For example, "Only to Depart" begins with Ghose playing a dark, intense bass line. When he adds the treble, he creates a classical, contrapuntal landscape; a brief solo section leads gracefully into a fanciful soft-shoe tempo and a wholly different feel, and then the sequence is reversed. "Until Then" and "Round and Square" go through intriguing changes as well, and the vibrant title track is brilliantly constructed.
Ghose lets lots of fresh air into his playing, which is straightforward and emotionally expressive. "A Clearer Future" has a rising melody that conveys hope, while the track called "The Hope" conveys the ambivalence of wishing and doubting at the same time. When he does include a standard, his approach is uniquenote the surprisingly cheerful take on "Black Orpheus," with its subtle echoes of "You'd Be So Nice to Come Home To." Also new is the inclusion of tenorist Sean Berry on four tracks, a fine player who adds passion and texture.
It's likely that the quirky, determined movement of "Little Monster" refers to one of Ghose's three young children, although on his web site they look beautiful and angelic. The site also lists upcoming gigs at Yoshi's and Sculler's, which indicates that Ghose is beginning to get the exposure he so clearly deserves.
E-Motion is not your everyday trio or predictable set: this music is inviting, innovative, and always interesting.
Track Listing: Little Monster, The Hope, Black Orpheus, Only to Depart, A Clearer Future
E-Motion, Round and Square, Until Then
Personnel: Sai Ghose (piano), Jerry Wilfong (bass), Mike Connors (drums), Sean Berry
(tenor sax, four tracks)
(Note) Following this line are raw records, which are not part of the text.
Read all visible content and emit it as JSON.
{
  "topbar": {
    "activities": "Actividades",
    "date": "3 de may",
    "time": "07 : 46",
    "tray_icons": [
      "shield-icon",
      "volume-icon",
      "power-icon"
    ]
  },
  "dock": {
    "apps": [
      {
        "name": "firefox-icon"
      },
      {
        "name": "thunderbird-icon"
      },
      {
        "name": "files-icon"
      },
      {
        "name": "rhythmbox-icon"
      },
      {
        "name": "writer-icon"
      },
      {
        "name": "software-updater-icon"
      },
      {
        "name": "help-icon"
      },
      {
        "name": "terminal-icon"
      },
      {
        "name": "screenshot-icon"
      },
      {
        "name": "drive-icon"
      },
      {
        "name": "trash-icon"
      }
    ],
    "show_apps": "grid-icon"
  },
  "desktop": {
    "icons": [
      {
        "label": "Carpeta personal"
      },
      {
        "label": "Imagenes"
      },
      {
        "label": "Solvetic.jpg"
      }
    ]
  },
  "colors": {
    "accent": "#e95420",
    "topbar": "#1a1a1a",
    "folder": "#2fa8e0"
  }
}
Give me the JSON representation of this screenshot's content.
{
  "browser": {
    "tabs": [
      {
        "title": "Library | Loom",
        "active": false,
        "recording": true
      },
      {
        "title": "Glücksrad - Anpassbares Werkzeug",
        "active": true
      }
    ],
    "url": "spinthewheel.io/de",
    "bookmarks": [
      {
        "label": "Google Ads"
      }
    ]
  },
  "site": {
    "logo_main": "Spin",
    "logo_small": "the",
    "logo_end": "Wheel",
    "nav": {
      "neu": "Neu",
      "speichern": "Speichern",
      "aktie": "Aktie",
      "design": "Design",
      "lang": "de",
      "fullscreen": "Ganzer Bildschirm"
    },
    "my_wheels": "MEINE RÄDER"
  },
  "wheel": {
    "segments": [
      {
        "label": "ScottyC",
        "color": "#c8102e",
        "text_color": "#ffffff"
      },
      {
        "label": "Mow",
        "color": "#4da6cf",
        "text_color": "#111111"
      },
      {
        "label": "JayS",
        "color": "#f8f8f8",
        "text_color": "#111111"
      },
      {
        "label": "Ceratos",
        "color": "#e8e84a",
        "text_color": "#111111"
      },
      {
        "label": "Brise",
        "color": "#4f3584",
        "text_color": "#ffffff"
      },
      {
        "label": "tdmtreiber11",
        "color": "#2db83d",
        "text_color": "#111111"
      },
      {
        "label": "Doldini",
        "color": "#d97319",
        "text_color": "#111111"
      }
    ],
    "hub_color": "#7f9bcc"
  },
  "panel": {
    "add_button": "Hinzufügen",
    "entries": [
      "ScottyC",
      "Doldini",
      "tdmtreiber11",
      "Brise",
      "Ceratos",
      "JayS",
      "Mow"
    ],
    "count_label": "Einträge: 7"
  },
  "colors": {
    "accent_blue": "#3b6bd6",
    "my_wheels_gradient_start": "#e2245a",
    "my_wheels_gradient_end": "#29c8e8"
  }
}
I love jazz because anything is possible; it has few rules and the best jazz breaks those ones. I prefer free improv because it doesn't really have any rules at all.
I was first exposed to jazz in my teens (in the late sixties).
The first jazz record I bought was Filles de Kilimanjaro by Miles Davis, shortly followed by Extrapolation by John McLaughlin.
My advice to new listeners is to listen as widely as possible and not to make snap judgments--stick with it.